### What this task involves
Reproduce all of the listing below without alteration.

### Given records
-=-=-=-=-

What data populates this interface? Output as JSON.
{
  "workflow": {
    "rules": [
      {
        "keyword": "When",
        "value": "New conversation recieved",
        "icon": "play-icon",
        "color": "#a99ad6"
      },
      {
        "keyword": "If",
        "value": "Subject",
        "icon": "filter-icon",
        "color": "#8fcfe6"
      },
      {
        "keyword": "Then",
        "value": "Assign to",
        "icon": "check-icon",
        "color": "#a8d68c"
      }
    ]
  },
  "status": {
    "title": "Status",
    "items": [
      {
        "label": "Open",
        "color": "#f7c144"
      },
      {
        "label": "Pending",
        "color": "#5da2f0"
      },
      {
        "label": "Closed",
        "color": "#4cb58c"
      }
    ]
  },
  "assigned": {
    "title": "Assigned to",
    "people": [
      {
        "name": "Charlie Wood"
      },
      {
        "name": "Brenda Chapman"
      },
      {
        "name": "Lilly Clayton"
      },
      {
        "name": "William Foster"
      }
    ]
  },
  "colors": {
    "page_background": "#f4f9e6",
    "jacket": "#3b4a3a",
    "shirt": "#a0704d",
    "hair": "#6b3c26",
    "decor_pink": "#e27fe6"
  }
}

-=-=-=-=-

### Answer area
What data populates this interface? Output as JSON.
{
  "workflow": {
    "rules": [
      {
        "keyword": "When",
        "value": "New conversation recieved",
        "icon": "play-icon",
        "color": "#a99ad6"
      },
      {
        "keyword": "If",
        "value": "Subject",
        "icon": "filter-icon",
        "color": "#8fcfe6"
      },
      {
        "keyword": "Then",
        "value": "Assign to",
        "icon": "check-icon",
        "color": "#a8d68c"
      }
    ]
  },
  "status": {
    "title": "Status",
    "items": [
      {
        "label": "Open",
        "color": "#f7c144"
      },
      {
        "label": "Pending",
        "color": "#5da2f0"
      },
      {
        "label": "Closed",
        "color": "#4cb58c"
      }
    ]
  },
  "assigned": {
    "title": "Assigned to",
    "people": [
      {
        "name": "Charlie Wood"
      },
      {
        "name": "Brenda Chapman"
      },
      {
        "name": "Lilly Clayton"
      },
      {
        "name": "William Foster"
      }
    ]
  },
  "colors": {
    "page_background": "#f4f9e6",
    "jacket": "#3b4a3a",
    "shirt": "#a0704d",
    "hair": "#6b3c26",
    "decor_pink": "#e27fe6"
  }
}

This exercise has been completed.